*This is the most typical method when calculating ST output. Please see the section below titled “**1. Calculating Steam Turbine Power Given Steam Conditions and Flow**” for directions.

*Calculate Steam Flow, given:*- Inlet Pressure
- Inlet Temperature
- Exhaust Pressure
- Desired Power (kWe)

* Please see the section below titled “**2. Calculating Steam Flow Given Steam Conditions and Power**” for directions.

**Instructions**

**Please note: The U.S. DOE steam turbine calculator uses units of PSIG and °F. Though it sometimes shows °C for temperature, it will calculate as if your input was in °F.**

**1. Calculating Steam Turbine Power Given Steam Conditions and Flow**

- Set “Solve For” drop-down to
**Outlet Properties** - For Inlet Steam section:
**Enter Inlet Pressure (PSIG)****Enter Inlet Temperature (°F)**

- For Turbine Properties section:
- “Selected Turbine Property” drop-down to
**Mass Flow** **Enter Steam Mass Flow (klb/hr [e.g. 36,000 lbm/hr = 36.0 klbm/hr])**- Enter assumed
**isentropic efficiency (see Table 1 below)** - Enter assumed generator efficiency of
**93%**(takes gearbox losses and generator losses into account)

- “Selected Turbine Property” drop-down to
- For Outlet Steam section:
- Enter desired
**Exhaust Pressure (PSIG)**- If condensing exhaust condition, pressure units must be converted to PSIG (See Table 1 for basic conversions)

- Enter desired

**2. Calculating Steam Flow Given Steam Conditions and Power**

- Set “Solve For” drop-down to
**Outlet Properties** - For Inlet Steam section:
**Enter Inlet Pressure (PSIG)****Enter Inlet Temperature (°F)**

- For Turbine Properties section:
- “Selected Turbine Property” drop-down to
**Power Out** - Enter assumed
**isentropic efficiency (see Table 1 below)** - Enter assumed generator efficiency of
**93%**(takes gearbox losses and generator losses into account) **Enter desired power at the generator (kWe [electrical power])**

- “Selected Turbine Property” drop-down to
- For Outlet Steam section:
- Enter desired
**Exhaust Pressure (PSIG)**- If condensing exhaust condition, pressure units must be converted to PSIG (See Table 1 for basic conversions)
****

- If condensing exhaust condition, pressure units must be converted to PSIG (See Table 1 for basic conversions)

- Enter desired

__Table 1:__**Exhaust Pressure Conversion Table**

inHgA |
PSIG |

4 | -12.7354 |

6 | -11.7561 |

8 | -10.7708 |

__Table 2:__**Estimated Isentropic Efficiencies of Steam Turbines**

Turbine Type |
Exhaust Type |
Average (%) |

Single Stage | Back Pressure | 53 |

Single Stage | Condensing | 57 |

Multi-Stage <10 MW | BackPressure | 60 |

Multi-Stage <10 MW | Condensing | 67 |

Multi-Stage > 10 MW | Back Pressure | 75 |

Multi-Stage > 10 MW | Condensing | 80 |

**Note:** Isentropic efficiencies of Steam Turbines can range from 20-90%. The efficiencies in Table 1 are simplified values for the purpose of estimating industrial type Steam Turbine Generators.

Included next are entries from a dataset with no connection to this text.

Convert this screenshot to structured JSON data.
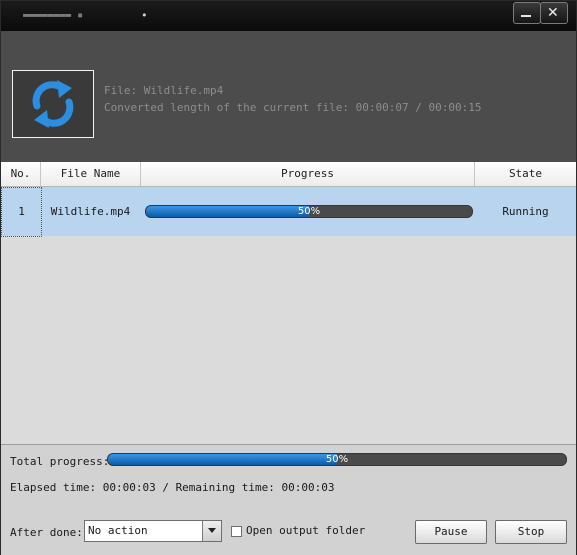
{
  "window": {
    "title_glyphs": "▬▬▬▬▬▬▬▬ ▪",
    "title_dot": "•",
    "close_glyph": "✕"
  },
  "info": {
    "file_line": "File: Wildlife.mp4",
    "length_line": "Converted length of the current file: 00:00:07 / 00:00:15"
  },
  "table": {
    "headers": {
      "no": "No.",
      "file_name": "File Name",
      "progress": "Progress",
      "state": "State"
    },
    "rows": [
      {
        "no": "1",
        "file_name": "Wildlife.mp4",
        "progress_fraction": 0.5,
        "progress_text": "50%",
        "state": "Running"
      }
    ]
  },
  "footer": {
    "total_label": "Total progress:",
    "total_fraction": 0.5,
    "total_text": "50%",
    "elapsed_line": "Elapsed time: 00:00:03 / Remaining time: 00:00:03",
    "after_done_label": "After done:",
    "after_done_value": "No action",
    "open_output_label": "Open output folder",
    "open_output_checked": false,
    "pause_label": "Pause",
    "stop_label": "Stop"
  },
  "colors": {
    "progress_fill": "#1f77c9",
    "selected_row": "#b9d4ef",
    "panel_dark": "#4c4c4c"
  }
}
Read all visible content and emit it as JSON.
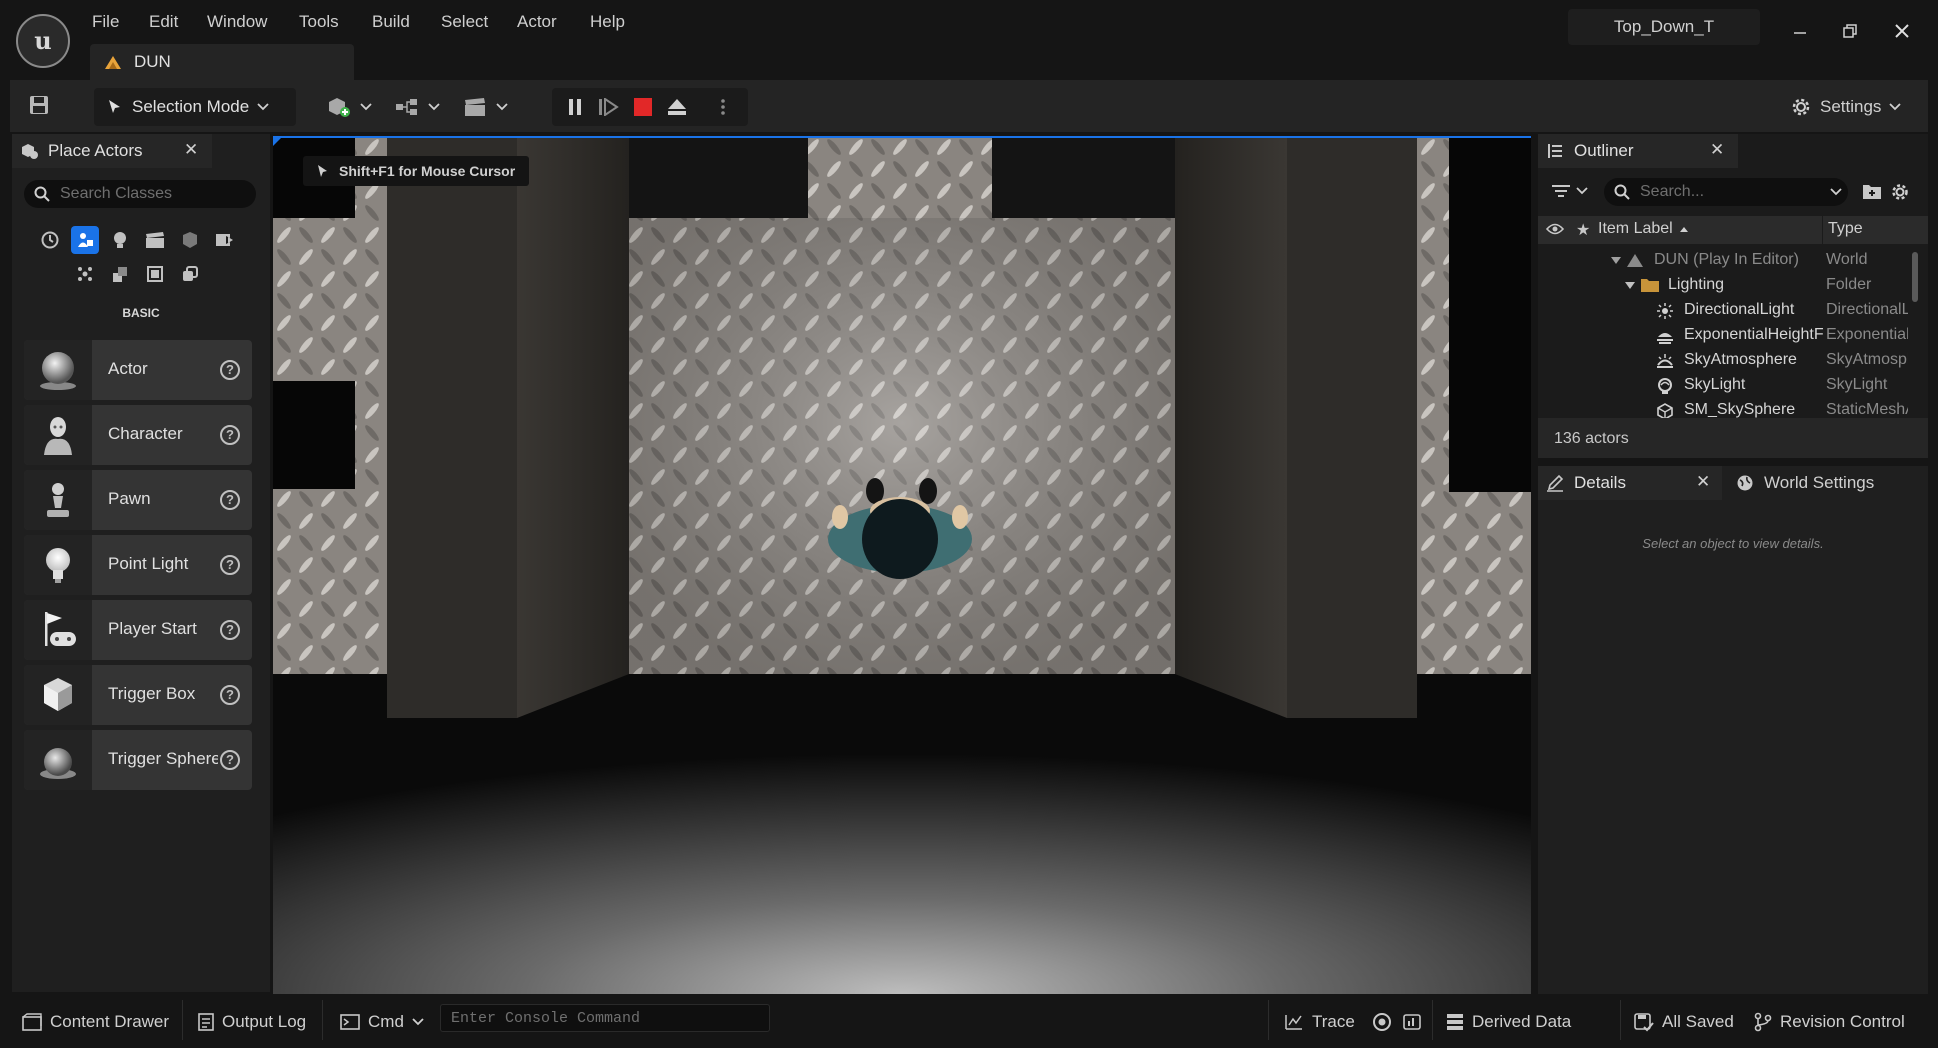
{
  "menu": [
    "File",
    "Edit",
    "Window",
    "Tools",
    "Build",
    "Select",
    "Actor",
    "Help"
  ],
  "document_tab": "DUN",
  "project_name": "Top_Down_T",
  "toolbar": {
    "selection_mode": "Selection Mode",
    "settings": "Settings"
  },
  "place_actors": {
    "tab_label": "Place Actors",
    "search_placeholder": "Search Classes",
    "category_label": "BASIC",
    "items": [
      {
        "label": "Actor",
        "icon": "sphere-icon"
      },
      {
        "label": "Character",
        "icon": "mannequin-icon"
      },
      {
        "label": "Pawn",
        "icon": "pawn-icon"
      },
      {
        "label": "Point Light",
        "icon": "lightbulb-icon"
      },
      {
        "label": "Player Start",
        "icon": "flag-gamepad-icon"
      },
      {
        "label": "Trigger Box",
        "icon": "box-icon"
      },
      {
        "label": "Trigger Sphere",
        "icon": "sphere-icon"
      }
    ]
  },
  "viewport": {
    "hint": "Shift+F1 for Mouse Cursor"
  },
  "outliner": {
    "tab_label": "Outliner",
    "search_placeholder": "Search...",
    "col_label": "Item Label",
    "col_type": "Type",
    "rows": [
      {
        "label": "DUN (Play In Editor)",
        "type": "World"
      },
      {
        "label": "Lighting",
        "type": "Folder"
      },
      {
        "label": "DirectionalLight",
        "type": "DirectionalLight"
      },
      {
        "label": "ExponentialHeightFog",
        "type": "ExponentialHeightFog"
      },
      {
        "label": "SkyAtmosphere",
        "type": "SkyAtmosphere"
      },
      {
        "label": "SkyLight",
        "type": "SkyLight"
      },
      {
        "label": "SM_SkySphere",
        "type": "StaticMeshActor"
      }
    ],
    "actor_count": "136 actors"
  },
  "details": {
    "tab_label": "Details",
    "world_settings_label": "World Settings",
    "empty_message": "Select an object to view details."
  },
  "statusbar": {
    "content_drawer": "Content Drawer",
    "output_log": "Output Log",
    "cmd": "Cmd",
    "console_placeholder": "Enter Console Command",
    "trace": "Trace",
    "derived_data": "Derived Data",
    "all_saved": "All Saved",
    "revision_control": "Revision Control"
  },
  "colors": {
    "accent_blue": "#1a73e8",
    "stop_red": "#e22828",
    "folder_orange": "#c8943a"
  }
}
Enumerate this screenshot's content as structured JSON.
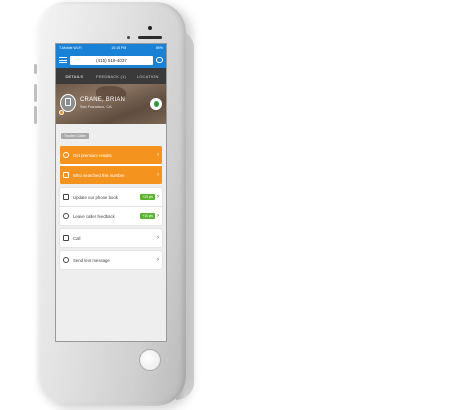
{
  "status_bar": {
    "carrier": "T-Mobile Wi-Fi",
    "time": "10:15 PM",
    "battery": "89%"
  },
  "header": {
    "phone_number": "(415) 519-4037"
  },
  "tabs": [
    {
      "label": "DETAILS",
      "active": true
    },
    {
      "label": "FEEDBACK (1)",
      "active": false
    },
    {
      "label": "LOCATION",
      "active": false
    }
  ],
  "caller": {
    "name": "CRANE, BRIAN",
    "location": "San Francisco, CA",
    "tag": "Trusted Caller"
  },
  "actions_primary": [
    {
      "label": "Get premium results",
      "icon": "search-icon"
    },
    {
      "label": "Who searched this number",
      "icon": "question-icon"
    }
  ],
  "actions_secondary": [
    {
      "label": "Update our phone book",
      "icon": "book-icon",
      "pill": "+25 pts"
    },
    {
      "label": "Leave caller feedback",
      "icon": "feedback-icon",
      "pill": "+10 pts"
    }
  ],
  "actions_contact": [
    {
      "label": "Call",
      "icon": "phone-icon"
    },
    {
      "label": "Send text message",
      "icon": "message-icon"
    }
  ],
  "colors": {
    "accent": "#1a82d6",
    "orange": "#f5931f",
    "green": "#5cb531",
    "dark": "#3a3a3a"
  }
}
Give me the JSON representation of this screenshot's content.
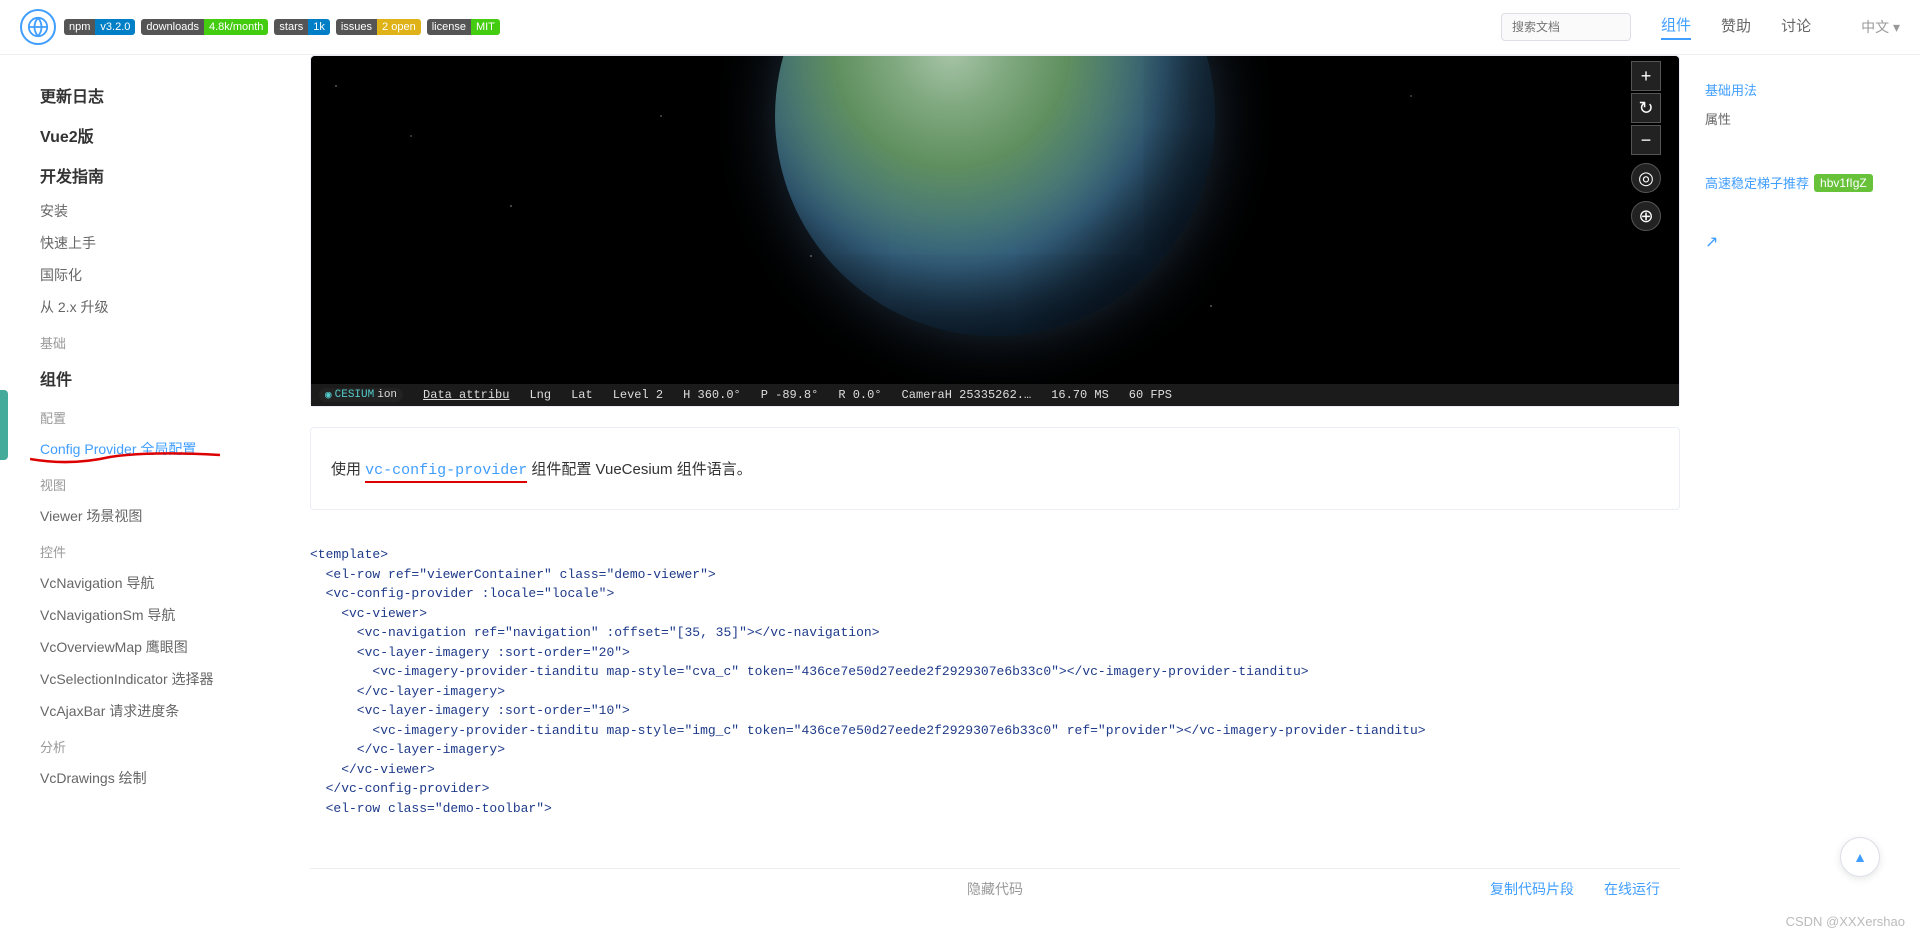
{
  "badges": [
    {
      "left": "npm",
      "right": "v3.2.0",
      "color": "#007ec6"
    },
    {
      "left": "downloads",
      "right": "4.8k/month",
      "color": "#4c1"
    },
    {
      "left": "stars",
      "right": "1k",
      "color": "#007ec6"
    },
    {
      "left": "issues",
      "right": "2 open",
      "color": "#dfb317"
    },
    {
      "left": "license",
      "right": "MIT",
      "color": "#4c1"
    }
  ],
  "search_placeholder": "搜索文档",
  "nav": {
    "components": "组件",
    "sponsor": "赞助",
    "discuss": "讨论",
    "lang": "中文 ▾"
  },
  "sidebar": {
    "changelog": "更新日志",
    "vue2": "Vue2版",
    "guide": "开发指南",
    "install": "安装",
    "quickstart": "快速上手",
    "i18n": "国际化",
    "upgrade": "从 2.x 升级",
    "basic": "基础",
    "components": "组件",
    "config": "配置",
    "config_provider": "Config Provider 全局配置",
    "view": "视图",
    "viewer": "Viewer 场景视图",
    "controls": "控件",
    "nav1": "VcNavigation 导航",
    "nav2": "VcNavigationSm 导航",
    "overview": "VcOverviewMap 鹰眼图",
    "selection": "VcSelectionIndicator 选择器",
    "ajax": "VcAjaxBar 请求进度条",
    "analysis": "分析",
    "drawings": "VcDrawings 绘制"
  },
  "status": {
    "cesium_c": "CESIUM",
    "cesium_i": "ion",
    "attr": "Data attribu",
    "lng": "Lng",
    "lat": "Lat",
    "level": "Level  2",
    "h": "H  360.0°",
    "p": "P  -89.8°",
    "r": "R  0.0°",
    "cam": "CameraH  25335262.…",
    "ms": "16.70 MS",
    "fps": "60 FPS"
  },
  "desc": {
    "pre": "使用 ",
    "code": "vc-config-provider",
    "post": " 组件配置 VueCesium 组件语言。"
  },
  "code": [
    "<template>",
    "  <el-row ref=\"viewerContainer\" class=\"demo-viewer\">",
    "  <vc-config-provider :locale=\"locale\">",
    "    <vc-viewer>",
    "      <vc-navigation ref=\"navigation\" :offset=\"[35, 35]\"></vc-navigation>",
    "      <vc-layer-imagery :sort-order=\"20\">",
    "        <vc-imagery-provider-tianditu map-style=\"cva_c\" token=\"436ce7e50d27eede2f2929307e6b33c0\"></vc-imagery-provider-tianditu>",
    "      </vc-layer-imagery>",
    "      <vc-layer-imagery :sort-order=\"10\">",
    "        <vc-imagery-provider-tianditu map-style=\"img_c\" token=\"436ce7e50d27eede2f2929307e6b33c0\" ref=\"provider\"></vc-imagery-provider-tianditu>",
    "      </vc-layer-imagery>",
    "    </vc-viewer>",
    "  </vc-config-provider>",
    "  <el-row class=\"demo-toolbar\">"
  ],
  "footer": {
    "hide": "隐藏代码",
    "copy": "复制代码片段",
    "run": "在线运行"
  },
  "toc": {
    "usage": "基础用法",
    "props": "属性"
  },
  "promo": {
    "text": "高速稳定梯子推荐",
    "badge": "hbv1fIgZ"
  },
  "watermark": "CSDN @XXXershao"
}
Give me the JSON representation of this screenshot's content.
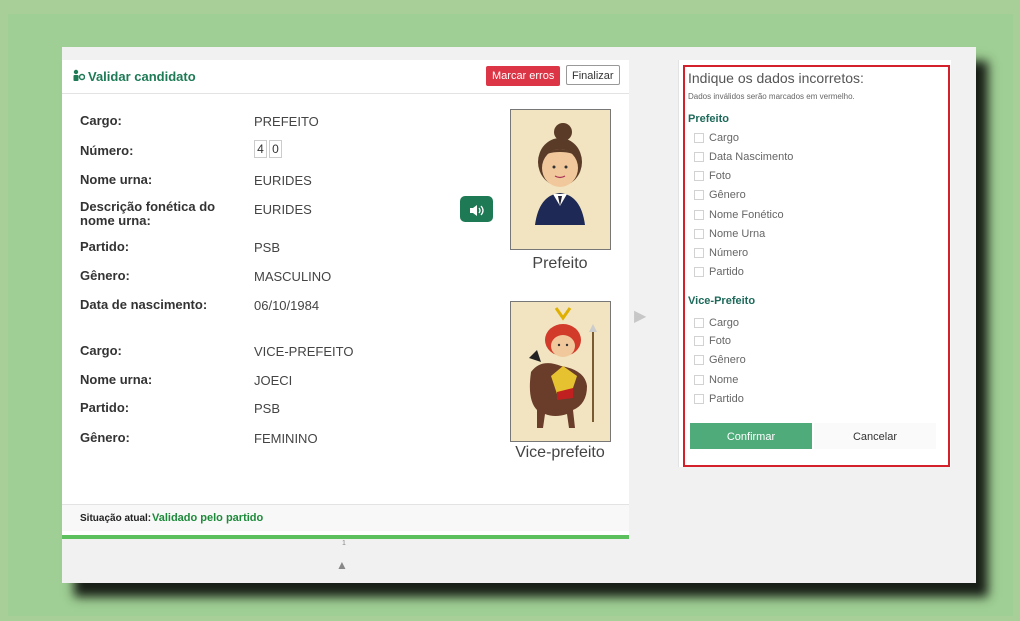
{
  "card": {
    "title": "Validar candidato",
    "mark_errors_label": "Marcar erros",
    "finish_label": "Finalizar"
  },
  "prefeito": {
    "cargo_label": "Cargo:",
    "cargo": "PREFEITO",
    "numero_label": "Número:",
    "numero": [
      "4",
      "0"
    ],
    "nome_urna_label": "Nome urna:",
    "nome_urna": "EURIDES",
    "fonetica_label": "Descrição fonética do nome urna:",
    "fonetica": "EURIDES",
    "partido_label": "Partido:",
    "partido": "PSB",
    "genero_label": "Gênero:",
    "genero": "MASCULINO",
    "nascimento_label": "Data de nascimento:",
    "nascimento": "06/10/1984",
    "photo_caption": "Prefeito"
  },
  "vice": {
    "cargo_label": "Cargo:",
    "cargo": "VICE-PREFEITO",
    "nome_urna_label": "Nome urna:",
    "nome_urna": "JOECI",
    "partido_label": "Partido:",
    "partido": "PSB",
    "genero_label": "Gênero:",
    "genero": "FEMININO",
    "photo_caption": "Vice-prefeito"
  },
  "footer": {
    "label": "Situação atual:",
    "value": "Validado pelo partido"
  },
  "pagination": {
    "page": "1"
  },
  "panel": {
    "title": "Indique os dados incorretos:",
    "subtitle": "Dados inválidos serão marcados em vermelho.",
    "group1": {
      "title": "Prefeito",
      "items": [
        "Cargo",
        "Data Nascimento",
        "Foto",
        "Gênero",
        "Nome Fonético",
        "Nome Urna",
        "Número",
        "Partido"
      ]
    },
    "group2": {
      "title": "Vice-Prefeito",
      "items": [
        "Cargo",
        "Foto",
        "Gênero",
        "Nome",
        "Partido"
      ]
    },
    "confirm_label": "Confirmar",
    "cancel_label": "Cancelar"
  },
  "colors": {
    "primary_green": "#1d7a55",
    "danger_red": "#dc3545",
    "confirm_green": "#4fab7a",
    "status_green": "#1d8a3a"
  }
}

For firm performance values please contact the Power Generation Team at Elliott Group.